Stretch budget item: Visualization tools to explore relationships among whales: Science is more powerful when it is communicated; we will develop visualization tools to make relationships accessibly explorable for scientists and all users of the Happywhale platform
Stretch budget item: Application of social network tracking to species beyond Humpback Whales - system development: We will develop and apply this to other cetacean species for broader utility.
Upon funding, we aim to establish the system for tracking relationships between individuals and begin building by year's end, with implementation in early 2022. Once implemented, during spring and summer 2022 we will extract relationships based on mother/calf associations and spatial/temporal associations. We will collaborate with research colleagues to explore and report on defined relationships in the North Pacific Ocean, the population we know best, by the end of 2022.
Oct 04, 2021
Nov 30, 2021
Establish relationship tracking blueprint
Jan 31, 2022
Build and test software for relationship tracking
Mar 31, 2022
Implement software for relationship tracking into the Happywhale platform
Aug 31, 2022
Extract associations and relationships from existing data in the Happywhale platform
Meet the Team
Happywhale’s mission is to increase global understanding and caring for marine environments through creating high quality conservation science and education.
We aim to make it easy and rewarding for the public to participate in science. How? By building innovative tools to engage anyone interested in marine mammals and serve the research community with powerful collaborative tools.
I am ocean-bound for life, focused on whales as a PhD student studying Humpbacks. Most of my life has been committed to guiding expeditions around the world and in particular to Antarctica since 1994. For the last seven years I have been building the web platform Happywhale.com to track individual whales around the world, bringing data together from research collaborators and citizen science to better understand and protect oceans and their beautiful inhabitants.
I've been drawn to all things aquatic for as long as I can remember. I hold a B.S. in Biology, Marine Emphasis from Western Washington University, along with a B.S. in Public Relations and B.A. in Spanish from the University of Miami. I have been part of the professional whale watching community since 2008, having worked as a marine naturalist and whale advocate in both Southern California and the Salish Sea (Washington and British Columbia). I have always been particularly interested in baleen whale species and for the last five years have been documenting humpback whale family and social interactions throughout inland BC and WA waters.

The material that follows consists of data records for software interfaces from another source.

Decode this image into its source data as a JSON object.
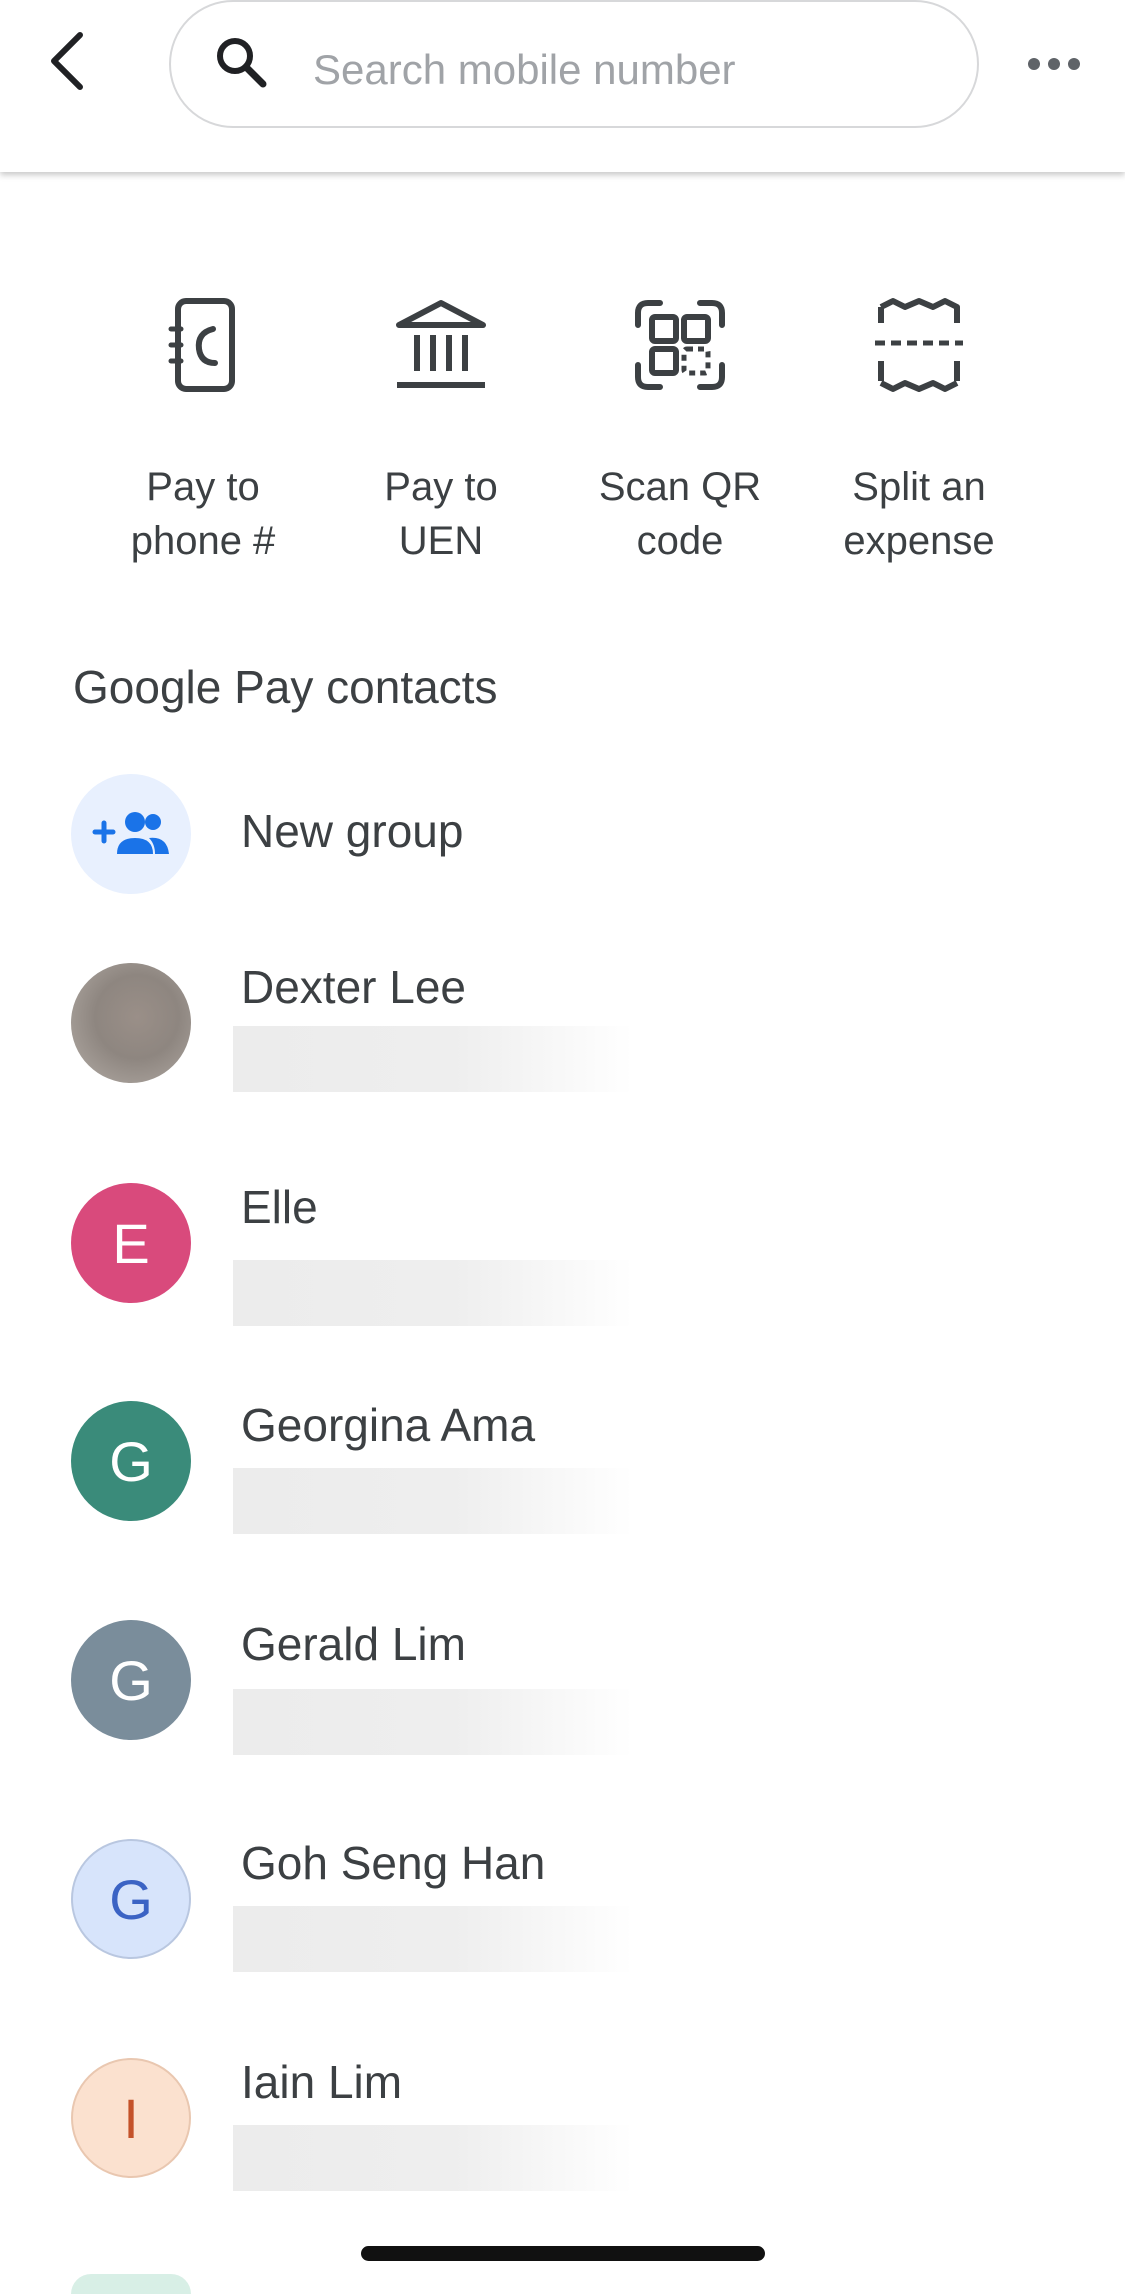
{
  "header": {
    "search_placeholder": "Search mobile number",
    "icons": {
      "back": "arrow-back-icon",
      "search": "search-icon",
      "more": "more-horiz-icon"
    }
  },
  "actions": [
    {
      "label": "Pay to\nphone #",
      "icon": "phone-book-icon"
    },
    {
      "label": "Pay to\nUEN",
      "icon": "bank-icon"
    },
    {
      "label": "Scan QR\ncode",
      "icon": "qr-scan-icon"
    },
    {
      "label": "Split an\nexpense",
      "icon": "receipt-icon"
    }
  ],
  "contacts_section": {
    "title": "Google Pay contacts",
    "new_group_label": "New group",
    "new_group_icon": "group-add-icon"
  },
  "contacts": [
    {
      "name": "Dexter Lee",
      "initial": "",
      "avatar_type": "photo"
    },
    {
      "name": "Elle",
      "initial": "E",
      "avatar_color": "#d94a7c",
      "text_color": "#ffffff"
    },
    {
      "name": "Georgina Ama",
      "initial": "G",
      "avatar_color": "#3a8b7a",
      "text_color": "#ffffff"
    },
    {
      "name": "Gerald Lim",
      "initial": "G",
      "avatar_color": "#7a8d9b",
      "text_color": "#ffffff"
    },
    {
      "name": "Goh Seng Han",
      "initial": "G",
      "avatar_color": "#d7e4fb",
      "text_color": "#3b63c4"
    },
    {
      "name": "Iain Lim",
      "initial": "I",
      "avatar_color": "#fbe1cf",
      "text_color": "#c4522a"
    }
  ],
  "colors": {
    "accent_blue": "#1a73e8",
    "new_group_bg": "#e8f0fe",
    "text_primary": "#3c4043"
  }
}
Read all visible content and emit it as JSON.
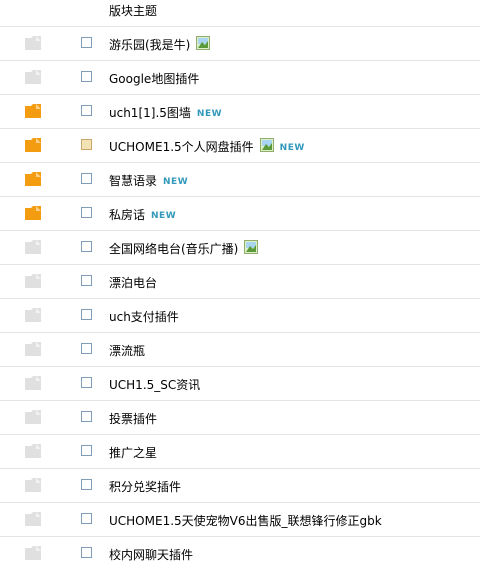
{
  "header": {
    "label": "版块主题"
  },
  "colors": {
    "new_badge": "#3399bb",
    "folder_new": "#f39c12",
    "folder_read": "#e0e0e0"
  },
  "rows": [
    {
      "title": "游乐园(我是牛)",
      "folder": "read",
      "has_image": true,
      "is_new": false,
      "highlight": false
    },
    {
      "title": "Google地图插件",
      "folder": "read",
      "has_image": false,
      "is_new": false,
      "highlight": false
    },
    {
      "title": "uch1[1].5图墙",
      "folder": "new",
      "has_image": false,
      "is_new": true,
      "highlight": false
    },
    {
      "title": "UCHOME1.5个人网盘插件",
      "folder": "new",
      "has_image": true,
      "is_new": true,
      "highlight": true
    },
    {
      "title": "智慧语录",
      "folder": "new",
      "has_image": false,
      "is_new": true,
      "highlight": false
    },
    {
      "title": "私房话",
      "folder": "new",
      "has_image": false,
      "is_new": true,
      "highlight": false
    },
    {
      "title": "全国网络电台(音乐广播)",
      "folder": "read",
      "has_image": true,
      "is_new": false,
      "highlight": false
    },
    {
      "title": "漂泊电台",
      "folder": "read",
      "has_image": false,
      "is_new": false,
      "highlight": false
    },
    {
      "title": "uch支付插件",
      "folder": "read",
      "has_image": false,
      "is_new": false,
      "highlight": false
    },
    {
      "title": "漂流瓶",
      "folder": "read",
      "has_image": false,
      "is_new": false,
      "highlight": false
    },
    {
      "title": "UCH1.5_SC资讯",
      "folder": "read",
      "has_image": false,
      "is_new": false,
      "highlight": false
    },
    {
      "title": "投票插件",
      "folder": "read",
      "has_image": false,
      "is_new": false,
      "highlight": false
    },
    {
      "title": "推广之星",
      "folder": "read",
      "has_image": false,
      "is_new": false,
      "highlight": false
    },
    {
      "title": "积分兑奖插件",
      "folder": "read",
      "has_image": false,
      "is_new": false,
      "highlight": false
    },
    {
      "title": "UCHOME1.5天使宠物V6出售版_联想锋行修正gbk",
      "folder": "read",
      "has_image": false,
      "is_new": false,
      "highlight": false
    },
    {
      "title": "校内网聊天插件",
      "folder": "read",
      "has_image": false,
      "is_new": false,
      "highlight": false
    }
  ],
  "new_badge_text": "NEW"
}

I have PhD in Aerospace Engineering from the University Of Michigan, but a long ago discovered love of computer programming led me through many adventures culminating in my latest, the development of happywhale.com. The last 7 years working with citizen scientists and developing a platform for their use has been by far the most rewarding work experience of my life. My love of nature goes deep, no pun intended, into the realm of these amazing mammals. What incredibly beautiful and intelligent creatures this earth has created.
Data and relationships established by this experiment will be accessible for exploration via the website Happywhale.com.
Happywhale is a research collaboration and citizen science web platform with a mission to increase global understanding and caring for marine environments through creating high quality conservation science and education. We aim to make it easy and rewarding for the public to participate in science. How? By building innovative tools to engage anyone interested in marine mammals and serve the research community with powerful collaborative tools.
We recently achieved a milestone in identifying more than half of living North Pacific humpback whales. This is all thanks to broad collaboration assisted with automated image recognition of individual whales. To date, the system has attracted about 10,000 image contributors who are able to follow 'their' whales, receiving notifications of identifications and ongoing matches found.
- $22,505Total Donations
- $218.50Average Donation